**Follow-Ups**:**Re: [eigen] Instability in LLT and LDLT methods.***From:*Jitse Niesen

**References**:**[eigen] Instability in LLT and LDLT methods.***From:*Keir Mierle

**Re: [eigen] Instability in LLT and LDLT methods.***From:*Gael Guennebaud

**Re: [eigen] Instability in LLT and LDLT methods.***From:*Keir Mierle

**Re: [eigen] Instability in LLT and LDLT methods.***From:*Jitse Niesen

**Messages sorted by:**[ date | thread ]- Prev by Date:
**Re: [eigen] internal compiler error in cachefriendlyproduct.h** - Next by Date:
**Re: [eigen] internal compiler error in cachefriendlyproduct.h** - Previous by thread:
**Re: [eigen] Instability in LLT and LDLT methods.** - Next by thread:
**Re: [eigen] Instability in LLT and LDLT methods.**
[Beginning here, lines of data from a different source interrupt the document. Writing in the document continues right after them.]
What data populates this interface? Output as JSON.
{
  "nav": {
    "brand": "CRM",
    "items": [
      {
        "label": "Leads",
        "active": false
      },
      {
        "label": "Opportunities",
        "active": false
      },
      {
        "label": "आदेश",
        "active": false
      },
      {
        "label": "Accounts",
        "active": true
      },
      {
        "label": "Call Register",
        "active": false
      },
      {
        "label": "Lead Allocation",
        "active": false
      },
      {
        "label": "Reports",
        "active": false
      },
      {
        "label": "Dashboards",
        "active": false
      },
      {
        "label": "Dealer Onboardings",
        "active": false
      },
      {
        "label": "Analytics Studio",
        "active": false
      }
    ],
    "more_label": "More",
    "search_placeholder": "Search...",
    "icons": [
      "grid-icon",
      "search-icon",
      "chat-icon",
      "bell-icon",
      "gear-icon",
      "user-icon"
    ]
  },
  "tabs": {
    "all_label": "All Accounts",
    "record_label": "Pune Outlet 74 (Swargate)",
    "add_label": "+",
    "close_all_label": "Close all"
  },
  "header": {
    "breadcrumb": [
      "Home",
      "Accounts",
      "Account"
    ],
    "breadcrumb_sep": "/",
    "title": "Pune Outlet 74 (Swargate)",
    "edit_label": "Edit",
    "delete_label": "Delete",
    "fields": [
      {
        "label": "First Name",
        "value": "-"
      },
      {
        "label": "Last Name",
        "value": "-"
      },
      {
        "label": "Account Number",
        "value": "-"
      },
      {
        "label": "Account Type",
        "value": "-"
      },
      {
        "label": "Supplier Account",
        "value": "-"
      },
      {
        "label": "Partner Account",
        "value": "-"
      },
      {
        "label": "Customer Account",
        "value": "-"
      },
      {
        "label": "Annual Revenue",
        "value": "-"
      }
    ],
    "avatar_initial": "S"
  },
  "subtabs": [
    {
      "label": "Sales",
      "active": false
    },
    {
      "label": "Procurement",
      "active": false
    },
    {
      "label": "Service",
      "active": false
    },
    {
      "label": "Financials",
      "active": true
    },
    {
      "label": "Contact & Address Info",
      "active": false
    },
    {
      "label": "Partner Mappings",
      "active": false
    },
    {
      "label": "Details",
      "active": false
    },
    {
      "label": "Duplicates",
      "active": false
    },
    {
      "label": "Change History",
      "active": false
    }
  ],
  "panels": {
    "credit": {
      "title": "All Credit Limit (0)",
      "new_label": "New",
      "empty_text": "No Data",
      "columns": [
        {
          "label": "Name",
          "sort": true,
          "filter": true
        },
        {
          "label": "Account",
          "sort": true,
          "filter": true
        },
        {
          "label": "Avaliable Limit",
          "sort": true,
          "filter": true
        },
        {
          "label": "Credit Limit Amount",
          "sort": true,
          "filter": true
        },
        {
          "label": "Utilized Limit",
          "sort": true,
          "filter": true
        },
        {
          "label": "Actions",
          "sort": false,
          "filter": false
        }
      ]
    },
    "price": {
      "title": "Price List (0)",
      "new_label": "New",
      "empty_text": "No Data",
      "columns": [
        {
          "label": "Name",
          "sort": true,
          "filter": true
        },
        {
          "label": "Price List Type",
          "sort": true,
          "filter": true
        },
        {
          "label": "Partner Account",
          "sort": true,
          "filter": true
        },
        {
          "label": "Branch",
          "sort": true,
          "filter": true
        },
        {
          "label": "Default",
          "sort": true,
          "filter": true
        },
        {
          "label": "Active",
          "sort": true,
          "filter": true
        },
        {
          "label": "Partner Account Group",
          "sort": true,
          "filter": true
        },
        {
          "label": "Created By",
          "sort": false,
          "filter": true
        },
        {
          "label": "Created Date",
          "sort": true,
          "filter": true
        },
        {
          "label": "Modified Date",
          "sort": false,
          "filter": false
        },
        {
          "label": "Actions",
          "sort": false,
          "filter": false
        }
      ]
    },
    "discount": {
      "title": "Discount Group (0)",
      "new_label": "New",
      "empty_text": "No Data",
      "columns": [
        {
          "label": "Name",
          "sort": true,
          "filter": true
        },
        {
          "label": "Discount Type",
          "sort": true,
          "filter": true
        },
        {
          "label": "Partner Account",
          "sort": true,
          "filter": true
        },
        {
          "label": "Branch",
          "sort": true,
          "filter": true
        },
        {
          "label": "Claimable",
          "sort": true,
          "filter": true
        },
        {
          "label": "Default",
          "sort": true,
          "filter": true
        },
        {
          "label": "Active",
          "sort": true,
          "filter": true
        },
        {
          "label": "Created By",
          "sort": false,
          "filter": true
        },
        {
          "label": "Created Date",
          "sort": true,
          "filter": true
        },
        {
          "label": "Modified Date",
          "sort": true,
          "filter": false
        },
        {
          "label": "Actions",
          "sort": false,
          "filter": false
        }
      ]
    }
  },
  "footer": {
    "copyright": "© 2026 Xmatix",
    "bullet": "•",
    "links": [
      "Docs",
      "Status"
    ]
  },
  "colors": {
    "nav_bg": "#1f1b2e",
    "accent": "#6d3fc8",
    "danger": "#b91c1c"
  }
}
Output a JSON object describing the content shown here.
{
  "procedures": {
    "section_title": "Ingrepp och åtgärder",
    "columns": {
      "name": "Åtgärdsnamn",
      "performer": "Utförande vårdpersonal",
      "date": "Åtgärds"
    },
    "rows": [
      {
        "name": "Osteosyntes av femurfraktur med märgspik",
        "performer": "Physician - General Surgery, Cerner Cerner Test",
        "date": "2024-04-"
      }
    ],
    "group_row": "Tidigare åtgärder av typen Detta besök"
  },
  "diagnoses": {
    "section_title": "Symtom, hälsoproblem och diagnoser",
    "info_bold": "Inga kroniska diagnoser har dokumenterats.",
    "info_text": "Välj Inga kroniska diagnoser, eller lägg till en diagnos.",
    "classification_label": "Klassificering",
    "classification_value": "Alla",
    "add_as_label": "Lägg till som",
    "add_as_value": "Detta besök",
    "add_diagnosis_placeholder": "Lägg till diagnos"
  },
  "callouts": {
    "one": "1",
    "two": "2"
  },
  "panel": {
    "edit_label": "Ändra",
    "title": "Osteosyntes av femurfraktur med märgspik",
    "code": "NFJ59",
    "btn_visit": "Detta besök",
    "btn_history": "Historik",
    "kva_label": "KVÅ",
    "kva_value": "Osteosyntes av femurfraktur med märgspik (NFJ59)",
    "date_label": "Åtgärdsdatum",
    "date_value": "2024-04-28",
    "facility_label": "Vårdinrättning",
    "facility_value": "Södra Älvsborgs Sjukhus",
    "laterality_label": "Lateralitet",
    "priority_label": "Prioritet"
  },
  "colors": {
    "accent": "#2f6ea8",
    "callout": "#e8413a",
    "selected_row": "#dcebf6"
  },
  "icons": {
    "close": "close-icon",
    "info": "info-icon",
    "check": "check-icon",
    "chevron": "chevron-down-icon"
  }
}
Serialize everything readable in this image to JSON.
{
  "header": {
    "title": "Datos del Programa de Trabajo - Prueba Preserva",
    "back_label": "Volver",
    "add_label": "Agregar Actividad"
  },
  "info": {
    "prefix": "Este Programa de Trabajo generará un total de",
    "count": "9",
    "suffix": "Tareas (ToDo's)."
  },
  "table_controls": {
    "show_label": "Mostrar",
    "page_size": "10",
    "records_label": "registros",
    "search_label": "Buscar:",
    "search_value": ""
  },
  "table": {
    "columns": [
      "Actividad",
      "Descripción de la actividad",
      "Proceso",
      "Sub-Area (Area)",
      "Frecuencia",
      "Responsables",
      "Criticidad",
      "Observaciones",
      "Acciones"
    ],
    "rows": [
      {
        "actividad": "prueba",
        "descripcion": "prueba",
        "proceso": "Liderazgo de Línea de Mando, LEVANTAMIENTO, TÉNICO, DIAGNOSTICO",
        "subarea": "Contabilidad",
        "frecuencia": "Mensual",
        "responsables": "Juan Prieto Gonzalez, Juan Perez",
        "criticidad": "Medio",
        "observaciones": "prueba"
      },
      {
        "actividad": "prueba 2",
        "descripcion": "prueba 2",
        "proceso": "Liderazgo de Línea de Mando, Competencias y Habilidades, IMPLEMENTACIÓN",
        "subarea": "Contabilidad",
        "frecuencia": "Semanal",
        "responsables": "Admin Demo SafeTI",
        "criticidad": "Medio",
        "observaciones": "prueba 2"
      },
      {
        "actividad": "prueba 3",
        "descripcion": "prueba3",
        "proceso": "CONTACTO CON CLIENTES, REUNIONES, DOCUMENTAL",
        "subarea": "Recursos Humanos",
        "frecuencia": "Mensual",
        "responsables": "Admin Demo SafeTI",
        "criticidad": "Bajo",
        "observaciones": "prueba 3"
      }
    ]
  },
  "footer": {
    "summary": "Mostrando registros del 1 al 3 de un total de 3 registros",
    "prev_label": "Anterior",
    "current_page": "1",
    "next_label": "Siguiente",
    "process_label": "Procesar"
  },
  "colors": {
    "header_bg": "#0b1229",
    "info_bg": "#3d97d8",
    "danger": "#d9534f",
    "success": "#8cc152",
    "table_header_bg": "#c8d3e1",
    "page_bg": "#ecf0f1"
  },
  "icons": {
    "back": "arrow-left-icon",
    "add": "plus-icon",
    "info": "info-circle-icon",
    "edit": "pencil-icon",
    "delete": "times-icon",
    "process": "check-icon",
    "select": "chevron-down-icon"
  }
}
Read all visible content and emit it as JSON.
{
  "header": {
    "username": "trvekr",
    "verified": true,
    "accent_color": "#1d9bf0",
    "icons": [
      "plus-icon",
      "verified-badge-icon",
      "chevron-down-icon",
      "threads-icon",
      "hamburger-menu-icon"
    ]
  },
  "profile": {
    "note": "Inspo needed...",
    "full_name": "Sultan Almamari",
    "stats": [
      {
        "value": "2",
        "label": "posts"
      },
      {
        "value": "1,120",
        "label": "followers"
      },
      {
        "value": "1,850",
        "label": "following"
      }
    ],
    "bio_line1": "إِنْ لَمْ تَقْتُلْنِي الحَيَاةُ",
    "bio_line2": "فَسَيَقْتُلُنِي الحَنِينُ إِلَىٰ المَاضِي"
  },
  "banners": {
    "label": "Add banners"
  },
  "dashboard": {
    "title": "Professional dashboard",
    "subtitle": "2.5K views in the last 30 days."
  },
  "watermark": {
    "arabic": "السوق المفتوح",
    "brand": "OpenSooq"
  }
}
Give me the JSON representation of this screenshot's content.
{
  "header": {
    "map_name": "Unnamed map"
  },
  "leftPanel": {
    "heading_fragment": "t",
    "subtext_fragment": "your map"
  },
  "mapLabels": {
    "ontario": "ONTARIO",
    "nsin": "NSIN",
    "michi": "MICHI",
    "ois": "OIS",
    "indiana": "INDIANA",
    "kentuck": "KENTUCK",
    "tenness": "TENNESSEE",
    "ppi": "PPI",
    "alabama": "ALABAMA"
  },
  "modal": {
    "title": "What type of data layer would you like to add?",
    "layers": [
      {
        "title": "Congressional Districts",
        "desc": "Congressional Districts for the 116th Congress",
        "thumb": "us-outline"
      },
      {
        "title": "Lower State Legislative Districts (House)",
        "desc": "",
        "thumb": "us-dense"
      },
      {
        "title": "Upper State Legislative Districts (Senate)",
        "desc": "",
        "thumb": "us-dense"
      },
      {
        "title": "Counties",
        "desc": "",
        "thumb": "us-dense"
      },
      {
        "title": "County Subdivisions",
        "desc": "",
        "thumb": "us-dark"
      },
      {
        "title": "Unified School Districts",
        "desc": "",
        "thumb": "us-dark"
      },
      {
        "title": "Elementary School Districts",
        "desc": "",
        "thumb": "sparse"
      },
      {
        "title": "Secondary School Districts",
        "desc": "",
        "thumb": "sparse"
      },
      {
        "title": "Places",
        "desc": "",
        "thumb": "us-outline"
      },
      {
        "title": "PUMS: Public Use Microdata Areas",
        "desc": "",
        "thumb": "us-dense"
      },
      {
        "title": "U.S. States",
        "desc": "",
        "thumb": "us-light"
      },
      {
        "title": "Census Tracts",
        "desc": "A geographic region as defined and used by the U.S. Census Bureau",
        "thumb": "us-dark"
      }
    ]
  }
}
Mail converted by MHonArc 2.6.19+ | http://listengine.tuxfamily.org/ |